Pull every line containing the word "mspaint" from the records.

Start of Data records

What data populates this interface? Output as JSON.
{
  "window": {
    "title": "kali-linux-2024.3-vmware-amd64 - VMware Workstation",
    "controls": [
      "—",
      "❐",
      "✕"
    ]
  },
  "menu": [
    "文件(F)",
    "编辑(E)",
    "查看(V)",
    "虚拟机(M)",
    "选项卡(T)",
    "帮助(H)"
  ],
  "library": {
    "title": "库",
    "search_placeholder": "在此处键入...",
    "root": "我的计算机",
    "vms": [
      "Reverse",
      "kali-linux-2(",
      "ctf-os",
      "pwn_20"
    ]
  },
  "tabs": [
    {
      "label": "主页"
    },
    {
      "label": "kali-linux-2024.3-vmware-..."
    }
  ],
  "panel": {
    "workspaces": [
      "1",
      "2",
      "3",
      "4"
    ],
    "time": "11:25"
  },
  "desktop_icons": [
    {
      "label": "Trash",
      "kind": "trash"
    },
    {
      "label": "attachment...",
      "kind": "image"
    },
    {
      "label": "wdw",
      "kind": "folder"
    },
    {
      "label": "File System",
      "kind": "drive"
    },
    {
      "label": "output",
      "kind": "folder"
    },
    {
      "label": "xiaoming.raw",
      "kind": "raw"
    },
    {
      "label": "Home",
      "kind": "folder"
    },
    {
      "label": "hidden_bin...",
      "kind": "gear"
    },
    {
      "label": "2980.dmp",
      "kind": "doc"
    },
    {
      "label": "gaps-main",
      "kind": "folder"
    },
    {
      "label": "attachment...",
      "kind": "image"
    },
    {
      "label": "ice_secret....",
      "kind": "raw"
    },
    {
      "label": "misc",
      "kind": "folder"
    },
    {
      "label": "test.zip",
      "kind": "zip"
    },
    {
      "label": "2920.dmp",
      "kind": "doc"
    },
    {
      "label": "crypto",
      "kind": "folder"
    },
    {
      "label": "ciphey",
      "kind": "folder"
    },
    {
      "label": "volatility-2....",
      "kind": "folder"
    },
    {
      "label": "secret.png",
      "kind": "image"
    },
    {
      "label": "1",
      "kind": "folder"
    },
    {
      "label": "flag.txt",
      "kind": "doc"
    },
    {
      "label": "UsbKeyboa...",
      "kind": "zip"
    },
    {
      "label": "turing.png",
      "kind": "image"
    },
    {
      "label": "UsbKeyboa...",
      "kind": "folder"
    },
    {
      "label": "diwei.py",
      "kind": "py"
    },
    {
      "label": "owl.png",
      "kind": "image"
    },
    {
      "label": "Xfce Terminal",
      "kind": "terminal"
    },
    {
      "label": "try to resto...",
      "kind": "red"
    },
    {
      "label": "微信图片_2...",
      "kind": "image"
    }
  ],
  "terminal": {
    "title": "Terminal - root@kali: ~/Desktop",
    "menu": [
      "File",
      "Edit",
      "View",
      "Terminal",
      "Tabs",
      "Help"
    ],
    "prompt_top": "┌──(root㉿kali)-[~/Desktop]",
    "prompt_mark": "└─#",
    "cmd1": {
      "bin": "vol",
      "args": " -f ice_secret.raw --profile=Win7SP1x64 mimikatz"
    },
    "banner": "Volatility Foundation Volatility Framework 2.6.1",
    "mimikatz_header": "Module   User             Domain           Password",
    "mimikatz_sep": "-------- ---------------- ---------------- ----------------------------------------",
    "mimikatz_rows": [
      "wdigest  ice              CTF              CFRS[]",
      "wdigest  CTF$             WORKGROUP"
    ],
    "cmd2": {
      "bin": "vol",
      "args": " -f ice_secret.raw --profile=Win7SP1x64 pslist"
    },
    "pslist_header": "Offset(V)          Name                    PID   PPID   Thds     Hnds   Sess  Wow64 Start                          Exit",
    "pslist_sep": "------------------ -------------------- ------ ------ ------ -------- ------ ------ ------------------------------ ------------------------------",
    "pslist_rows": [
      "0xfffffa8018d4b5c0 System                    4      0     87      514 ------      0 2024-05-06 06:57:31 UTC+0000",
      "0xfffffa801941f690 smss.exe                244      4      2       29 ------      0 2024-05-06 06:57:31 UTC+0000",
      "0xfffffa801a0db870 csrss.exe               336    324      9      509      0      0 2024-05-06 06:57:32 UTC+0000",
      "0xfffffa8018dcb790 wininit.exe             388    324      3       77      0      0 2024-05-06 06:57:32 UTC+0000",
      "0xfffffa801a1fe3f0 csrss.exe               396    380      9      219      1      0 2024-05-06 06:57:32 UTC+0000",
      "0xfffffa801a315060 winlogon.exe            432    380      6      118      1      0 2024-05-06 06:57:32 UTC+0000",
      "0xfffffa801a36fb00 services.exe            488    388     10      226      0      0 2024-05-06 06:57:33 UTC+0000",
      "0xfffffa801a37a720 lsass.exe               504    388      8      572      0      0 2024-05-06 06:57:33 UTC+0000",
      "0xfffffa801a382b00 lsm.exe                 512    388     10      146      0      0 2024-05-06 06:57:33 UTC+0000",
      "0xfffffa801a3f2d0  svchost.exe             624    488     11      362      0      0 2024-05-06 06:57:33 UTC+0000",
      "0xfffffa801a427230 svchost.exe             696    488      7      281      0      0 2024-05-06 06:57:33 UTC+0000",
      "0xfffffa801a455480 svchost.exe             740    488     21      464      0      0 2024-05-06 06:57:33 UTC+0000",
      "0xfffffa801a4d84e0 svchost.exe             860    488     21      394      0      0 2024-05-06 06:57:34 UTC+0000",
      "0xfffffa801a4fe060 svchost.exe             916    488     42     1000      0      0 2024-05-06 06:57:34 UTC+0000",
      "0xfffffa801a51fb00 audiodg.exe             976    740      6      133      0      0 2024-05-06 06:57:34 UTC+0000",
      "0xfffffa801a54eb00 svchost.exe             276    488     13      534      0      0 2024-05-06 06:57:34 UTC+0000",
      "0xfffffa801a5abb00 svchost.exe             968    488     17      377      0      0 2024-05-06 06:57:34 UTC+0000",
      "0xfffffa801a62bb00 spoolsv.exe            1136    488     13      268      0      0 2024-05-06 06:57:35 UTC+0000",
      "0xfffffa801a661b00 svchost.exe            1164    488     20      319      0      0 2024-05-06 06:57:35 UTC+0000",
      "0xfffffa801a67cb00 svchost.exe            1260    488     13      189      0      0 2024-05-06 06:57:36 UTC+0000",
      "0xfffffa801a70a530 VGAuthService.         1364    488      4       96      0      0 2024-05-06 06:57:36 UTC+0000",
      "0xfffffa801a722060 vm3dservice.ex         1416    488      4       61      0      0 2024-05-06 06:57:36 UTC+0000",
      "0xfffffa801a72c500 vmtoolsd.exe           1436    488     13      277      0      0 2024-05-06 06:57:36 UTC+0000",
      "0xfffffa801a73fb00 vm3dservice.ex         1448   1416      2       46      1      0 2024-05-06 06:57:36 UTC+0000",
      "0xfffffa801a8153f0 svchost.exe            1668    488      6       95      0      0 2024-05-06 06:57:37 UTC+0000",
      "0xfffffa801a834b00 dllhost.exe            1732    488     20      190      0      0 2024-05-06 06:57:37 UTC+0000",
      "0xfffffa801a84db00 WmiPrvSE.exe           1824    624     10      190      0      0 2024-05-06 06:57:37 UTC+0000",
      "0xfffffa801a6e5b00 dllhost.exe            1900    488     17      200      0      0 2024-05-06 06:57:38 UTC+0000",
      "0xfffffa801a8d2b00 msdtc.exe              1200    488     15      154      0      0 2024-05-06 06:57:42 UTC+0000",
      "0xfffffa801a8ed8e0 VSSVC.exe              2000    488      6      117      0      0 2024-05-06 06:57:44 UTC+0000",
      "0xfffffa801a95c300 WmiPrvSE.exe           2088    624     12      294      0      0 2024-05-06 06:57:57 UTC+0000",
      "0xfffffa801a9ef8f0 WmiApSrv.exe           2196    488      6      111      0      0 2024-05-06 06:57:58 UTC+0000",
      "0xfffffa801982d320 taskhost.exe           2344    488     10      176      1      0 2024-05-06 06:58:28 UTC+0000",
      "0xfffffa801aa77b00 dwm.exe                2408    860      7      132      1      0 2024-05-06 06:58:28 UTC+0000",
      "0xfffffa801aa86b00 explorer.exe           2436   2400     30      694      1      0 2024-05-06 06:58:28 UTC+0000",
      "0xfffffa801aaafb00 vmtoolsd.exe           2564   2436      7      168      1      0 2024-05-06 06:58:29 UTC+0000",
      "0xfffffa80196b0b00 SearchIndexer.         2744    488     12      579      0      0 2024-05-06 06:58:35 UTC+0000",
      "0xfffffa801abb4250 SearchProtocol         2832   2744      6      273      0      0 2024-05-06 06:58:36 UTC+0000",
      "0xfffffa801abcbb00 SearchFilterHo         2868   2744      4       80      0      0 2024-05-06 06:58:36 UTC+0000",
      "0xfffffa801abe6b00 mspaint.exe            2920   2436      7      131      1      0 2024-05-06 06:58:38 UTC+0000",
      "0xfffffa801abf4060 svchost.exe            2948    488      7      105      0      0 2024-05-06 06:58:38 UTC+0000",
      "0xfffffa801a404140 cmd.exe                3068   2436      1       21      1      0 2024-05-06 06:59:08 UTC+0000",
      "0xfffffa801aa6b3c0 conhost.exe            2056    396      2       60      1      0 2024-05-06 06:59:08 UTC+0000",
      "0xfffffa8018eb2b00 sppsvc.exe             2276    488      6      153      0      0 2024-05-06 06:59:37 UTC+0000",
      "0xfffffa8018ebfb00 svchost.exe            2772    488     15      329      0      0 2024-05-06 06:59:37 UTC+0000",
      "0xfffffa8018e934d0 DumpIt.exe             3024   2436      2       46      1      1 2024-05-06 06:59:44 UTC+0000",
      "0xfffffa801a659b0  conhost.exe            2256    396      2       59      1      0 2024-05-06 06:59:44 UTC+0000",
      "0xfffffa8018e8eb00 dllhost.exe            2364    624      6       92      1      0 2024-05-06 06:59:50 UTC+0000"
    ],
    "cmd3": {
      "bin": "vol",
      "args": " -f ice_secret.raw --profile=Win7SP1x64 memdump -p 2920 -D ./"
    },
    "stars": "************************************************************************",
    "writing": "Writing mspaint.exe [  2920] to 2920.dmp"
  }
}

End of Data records

Exercise answer:
      "0xfffffa801abe6b00 mspaint.exe            2920   2436      7      131      1      0 2024-05-06 06:58:38 UTC+0000",
    "writing": "Writing mspaint.exe [  2920] to 2920.dmp"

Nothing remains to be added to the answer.